No. The witness was simply asked to raise his hand and swear that the testimony he was about to give was true.

I don’t believe that proving the existence of God is a necessary element of a blasphemy charge. There may be plenty of other defenses to such a charge available in modern law, but impossibility presumably would not be one of them.

Is there any way to write a law against blasphemy such that it would not get struck down due to the Establishment Clause? It seems you might be confusing it with obscenity.

Wow, you got ripped off.

Me? How? All I said is that blasphemy doesn’t require proof of the existence of God, so no impossibility problem. Certainly any blasphemy statute is likely to have major First Amendment problems, though.

I suppose it’s true that proof of God is also not an element of an obscenity charge, but that’s probably not what you are getting at. :stuck_out_tongue:

Silly man, that’s a cauldron for mortals! You brew a potion with that and you’ll turn yourself into a toad for sure.

Tom Tildrum: OK, we’re talking across each other, apparently.
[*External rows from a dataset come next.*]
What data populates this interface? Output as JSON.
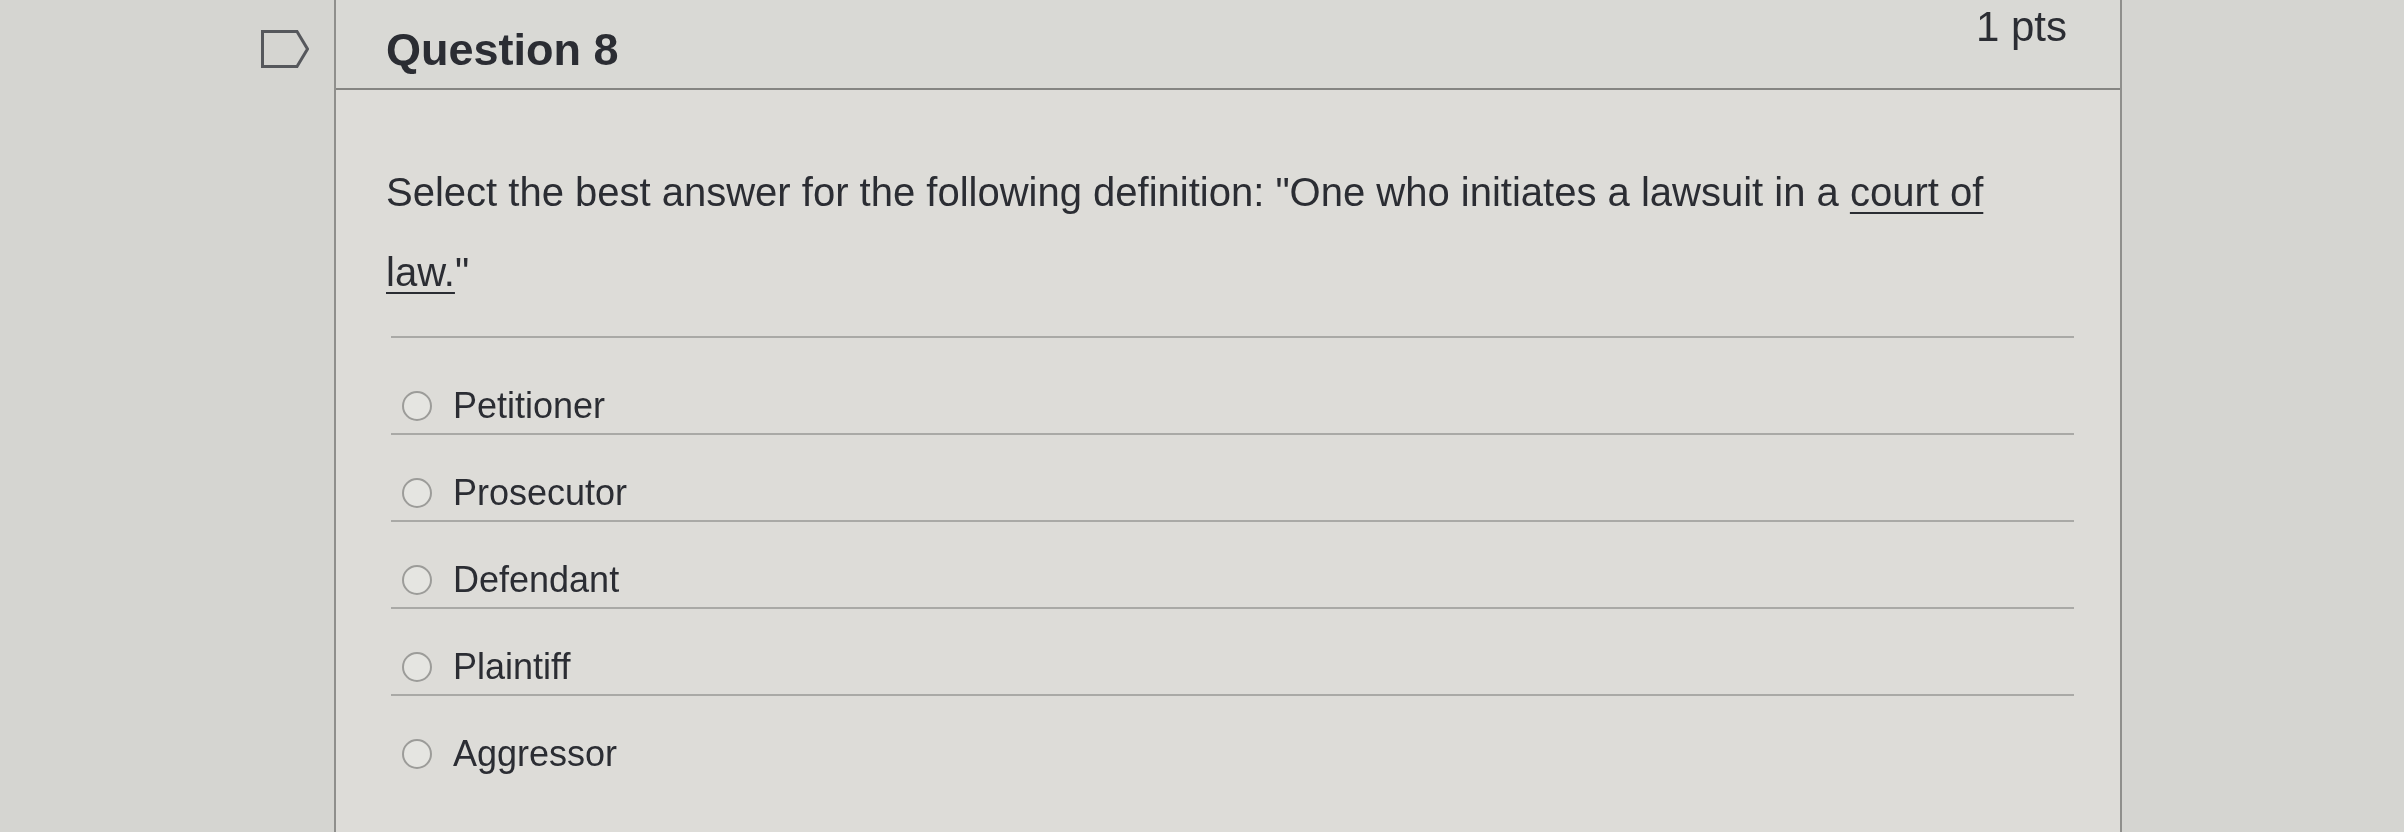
{
  "question": {
    "title": "Question 8",
    "points": "1 pts",
    "prompt": [
      {
        "text": "Select the best answer for the following definition: \"One who initiates a lawsuit in a ",
        "underlined": false
      },
      {
        "text": "court of law.",
        "underlined": true
      },
      {
        "text": "\"",
        "underlined": false
      }
    ],
    "options": [
      {
        "label": "Petitioner",
        "selected": false
      },
      {
        "label": "Prosecutor",
        "selected": false
      },
      {
        "label": "Defendant",
        "selected": false
      },
      {
        "label": "Plaintiff",
        "selected": false
      },
      {
        "label": "Aggressor",
        "selected": false
      }
    ]
  }
}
It seems to me that the Establishment Clause would rule out any blasphemy law if it were worded as such (offense to a god), but the same things might be illegal under an obscenity law (offense to community standards). One thing’s for sure: It would be really funny to see a small Massachusetts town try to enforce such a law against a website in San Francisco. :smiley:

I don’t know if I’m being picayune here, but doesn’t that apply to non-impossible laws–i.e., not the laws the OP is referring to?

If I am brought to trial for writing “President X’s policies are wrong,” and the prosecution has substantial evidence of such, the burden is on me to prove that the law is invalid.

However, if I am accused of putting the mojo on the President via sorcery, then though perhaps unwise, I do not have to present any defense at all – the prosecution, by definition of the OP, cannot make their case.

Unwise, because just because I know sorcery is absurd, it doesn’t necessarily follow that the jury does. I think that would be an interesting trial.

Not necessarily. We don’t know how big the cauldron is. It could go with this picnic basket, for example.

At least I couldn’t be prosecuted for sorcery then.

A few years back some Wiccan teenager in some small town here in central Illinois tried to organize a fair of sorts for his town. He submitted a proposal to the city council, outlining his plans to have Wiccan-flavored arts & crafts booths, psychic booths, and other things.

“Wait a minute - psychics?” said the town council. They opened up their law books and found some bit of code from decades ago that forbade “fortune-tellers” from practicing in their town - so no fair (no pun intended).

I don’t think the town fathers wanted to forbid “fortune-telling” because they thought the Devil’s handiwork was being done by fortune-tellers. I think they didn’t want Gypsies and other charlatans coming through town and ripping off the townsfolk.

It was an interesting case. I wish I remembered more details, or I’d provide a cite.